Sunday, February 24, 2008

At a Loss for Words

New Zealand defies description, to such an extent that it’s ground our blog-writing to a halt. We keep trying for a neat wrap-up of the trip - from its beginning, when we heard the three sweetest words in the English language (“upgraded to business”), to our last evening watching the sunset across the harbor in Auckland, the world’s City of Sails. But for the New Zealand we experienced in between, we’re at a loss.

It’s hard to explain the range of climates and wildlife, the sharp drama of the landscape, the warmth and generosity of the Maori in the north, the meandering pace of life in the practically unpeopled south. It’s even harder to convey the outsized proportions, the way things seem thrown together in unexpected ways. Huge peaks rise abruptly from deep, still waters in the fiords. Standing on an icy mountaintop glacier, you can see the shimmering blue of the ocean not far away. And of course there are thousands, and thousands, and thousands, of sheep.

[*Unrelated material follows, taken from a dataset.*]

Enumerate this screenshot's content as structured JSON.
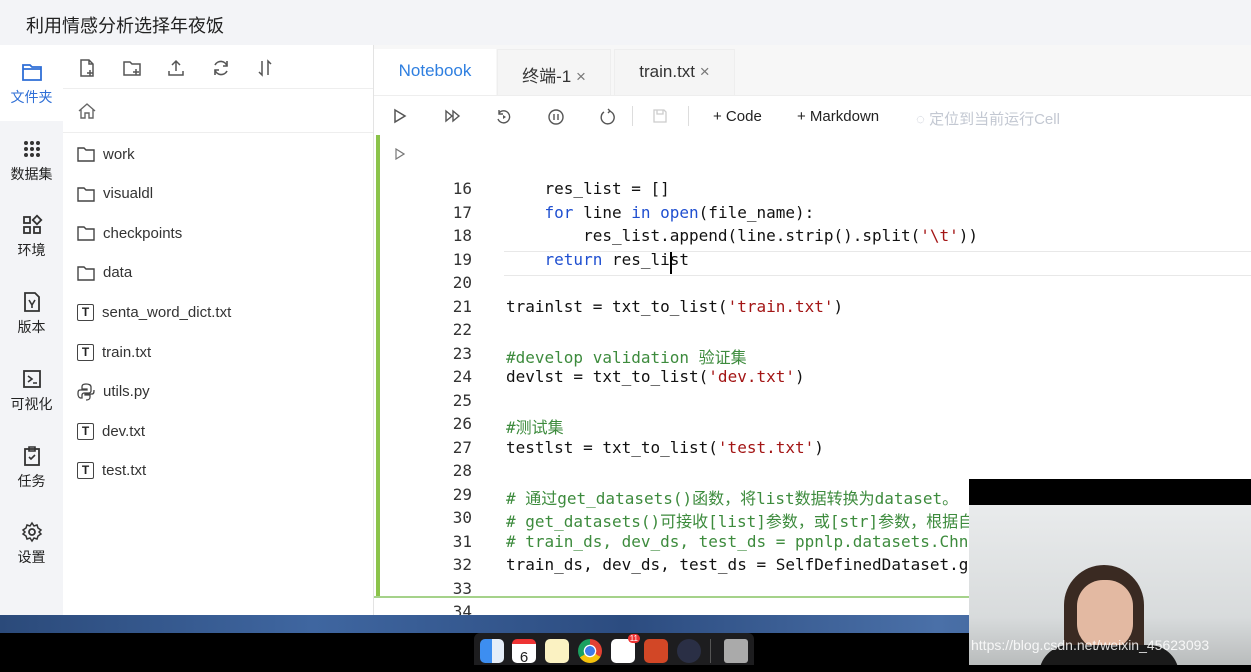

We really felt we’d found the true New Zealand while kayaking one morning in the fiord of Milford Sound, now one of our favorite places on the planet. It was quite an experience to be out there first thing in the morning with our small group before anyone else was out on the water. Cormorants plunged out of the sky, fur seals lolled on the rocks, and penguins poked their heads above the surface of the water to eye us curiously. The silence and the sense of space were exhilarating. We loved the feeling of our paddles slicing cleanly through calm water up to 1,000 feet deep as we gazed up at 500-foot-high waterfalls and 5,000-foot-high peaks. Like New Zealand as a whole, it was stunning - and unforgettable.

4 comments:

Tobey said...

Penguin photos, please?

Anonymous said...

We're making reservations now!!!

Jenn said...

I wish we did have penguin photos! Unfortunately, they were swimming by as we were paddling, and we just weren't fast enough to balance paddle, open hatch, grab camera, and focus, before they moved on. So mostly we have photos of sleeping seals.

We just don't have much luck with penguin photos. We also tried to photograph fairy penguins in southern Australia, but clearly we'd lost all sense of proportion; we decided to watch from a cliff over the beach, and they are the world's smallest penguins. From that height, we'd have needed a telephoto lens!

BB said...

I'm tremendously jealous ... you definitely found your words, and described a portion of what sounds like an unbelievable trip. I can't believe all of the places you're getting to go and see over there, in addition to Singapore itself!